The procedure (or package) is stored in a database. When an application calls a procedure stored in the database, Oracle loads the compiled procedure (or package) into the shared pool in the System Global Area (SGA), and the PL/SQL and SQL statement executors work together to process the statements within the procedure.
The following Oracle products contain a PL/SQL engine:
- SQL*Menu (Version 5 and later)
- Oracle Reports (Version 2 and later)
You can call a stored procedure from another PL/SQL block, which can be either an anonymous block or another stored procedure. For example, you can call a stored procedure from Oracle Forms (Version 3 or later).
- Oracle Graphics (Version 2 and later)
Also, you can pass anonymous blocks to Oracle from applications developed with these tools:
- Oracle Precompilers (including user exits)
- Oracle Call Interfaces (OCIs)
Language Constructs for PL/SQL
PL/SQL blocks can include the following PL/SQL language constructs:
The following sections give a general description of each construct; see the PL/SQL User's Guide and Reference for more information.
Variables and Constants Variables and constants can be declared within a procedure, function, or package. A variable or constant can be used in a SQL or PL/SQL statement to capture or provide a value when one is needed.
Note: Some interactive tools, such as Server Manager, allow you to define variables in your current session. Variables so declared can be used similarly to variables declared within procedures or packages.
Cursors Cursors can be declared explicitly within a procedure, function, or package to facilitate record-oriented processing of Oracle data. Cursors also can be declared implicitly (to support other data manipulation actions) by the PL/SQL engine.
Exceptions PL/SQL allows you to explicitly handle internal and user-defined error conditions, called exceptions, that arise during processing of PL/SQL code. Internal exceptions are caused by illegal operations, such as divide-by-zero, or Oracle errors returned to the PL/SQL code. User-defined exceptions are explicitly defined and signaled within the PL/SQL block to control processing of errors specific to the application (for example, debiting an account and leaving a negative balance).
When an exception is raised (signaled), the normal execution of the PL/SQL code stops, and a routine called an exception handler is invoked. Specific exception handlers can be written to handle any internal or user-defined exception.
While many Oracle products have PL/SQL components, this chapter specifically covers the procedures and packages that can be stored in an Oracle database and processed using the PL/SQL engine of Oracle Server. The PL/SQL capabilities of each Oracle tool are described in the appropriate tool user guide.
Oracle also allows you to create and call stored procedures. If your application calls a stored procedure, the parsed representation of the procedure is retrieved from the database and processed by the PL/SQL engine in Oracle. You can call stored procedures from applications developed using these tools:
- Oracle Precompilers (including user exits)
You can also call a stored procedure from another PL/SQL block, either an anonymous block or another stored procedure. For information on how to call stored procedures from each type of application, see the manual for the specific application tool, such as the Programmer's Guide to the Oracle Precompilers.
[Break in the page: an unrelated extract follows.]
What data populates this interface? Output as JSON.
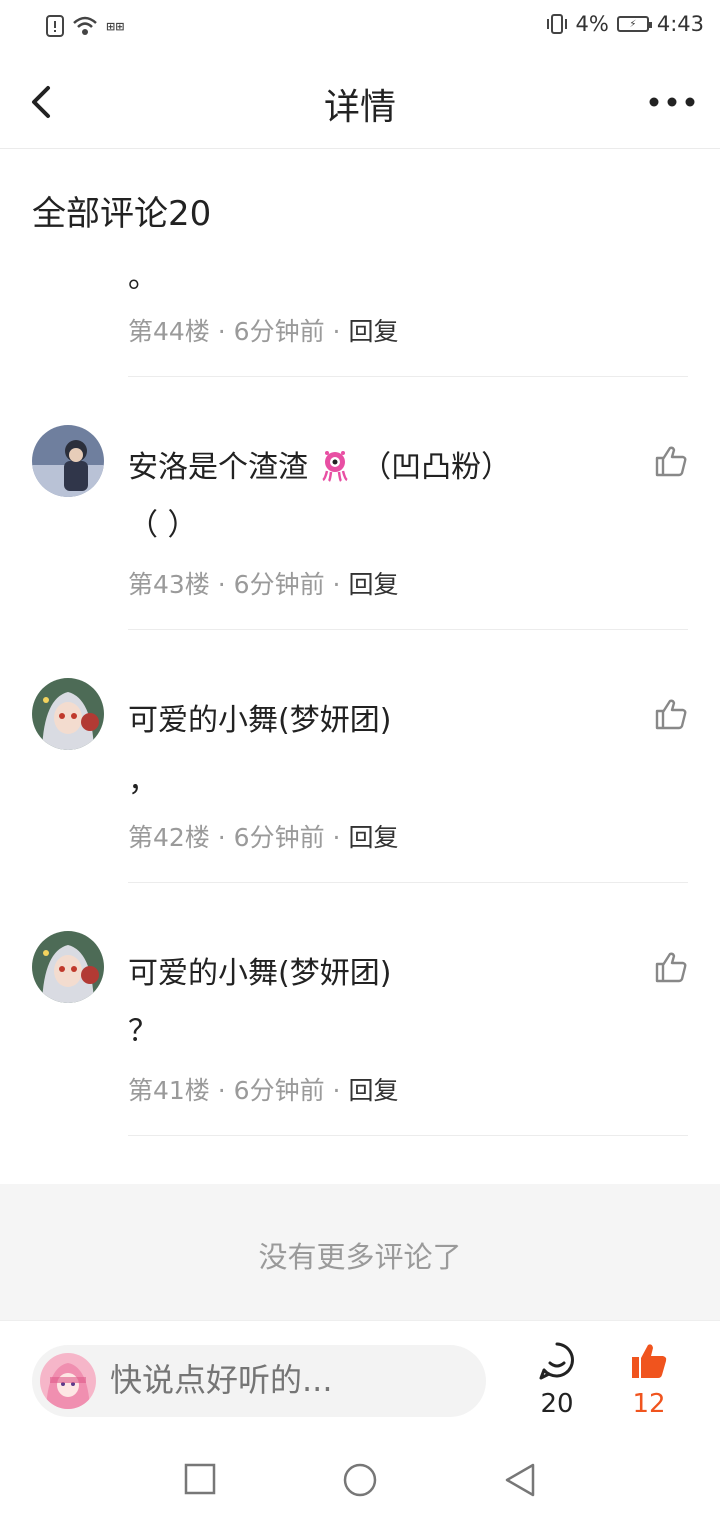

- Oracle Call Interfaces (OCIs)
Dynamic SQL in PL/SQL
You can write stored procedures and anonymous PL/SQL blocks using dynamic SQL. Dynamic SQL statements are not embedded in your source program; rather, they are stored in character strings that are input to, or built by, the program at runtime.
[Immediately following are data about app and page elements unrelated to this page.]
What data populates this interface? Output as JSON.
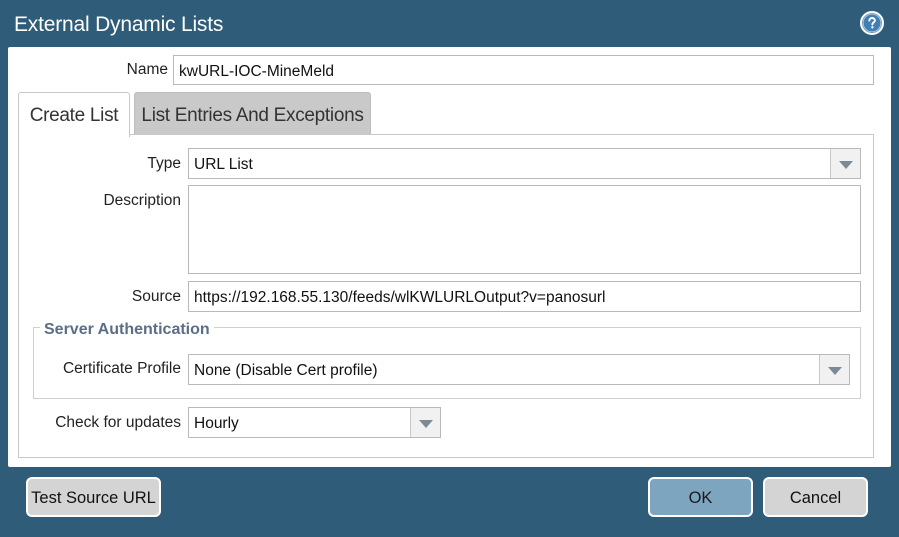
{
  "dialog": {
    "title": "External Dynamic Lists",
    "help_icon": "question-circle-icon"
  },
  "form": {
    "name_label": "Name",
    "name_value": "kwURL-IOC-MineMeld"
  },
  "tabs": [
    {
      "label": "Create List",
      "active": true
    },
    {
      "label": "List Entries And Exceptions",
      "active": false
    }
  ],
  "create_list": {
    "type_label": "Type",
    "type_value": "URL List",
    "description_label": "Description",
    "description_value": "",
    "source_label": "Source",
    "source_value": "https://192.168.55.130/feeds/wlKWLURLOutput?v=panosurl",
    "server_auth": {
      "legend": "Server Authentication",
      "cert_profile_label": "Certificate Profile",
      "cert_profile_value": "None (Disable Cert profile)"
    },
    "check_updates_label": "Check for updates",
    "check_updates_value": "Hourly"
  },
  "buttons": {
    "test_source": "Test Source URL",
    "ok": "OK",
    "cancel": "Cancel"
  },
  "colors": {
    "frame": "#2f5c79",
    "ok_button": "#7da5bf",
    "legend_text": "#5a6e86"
  }
}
This permits you to create procedures that are more general purpose. For example, using dynamic SQL allows you to create a procedure that operates on a table whose name is not known until runtime.
Additionally, you can parse any data manipulation language (DML) or data definition language (DDL) statement using the DBMS_SQL package. This helps solve the problem of not being able to parse data definition language statements directly using PL/SQL. For example, you might now choose to issue a DROP TABLE statement from within a stored procedure by using the PARSE procedure supplied with the DBMS_SQL package.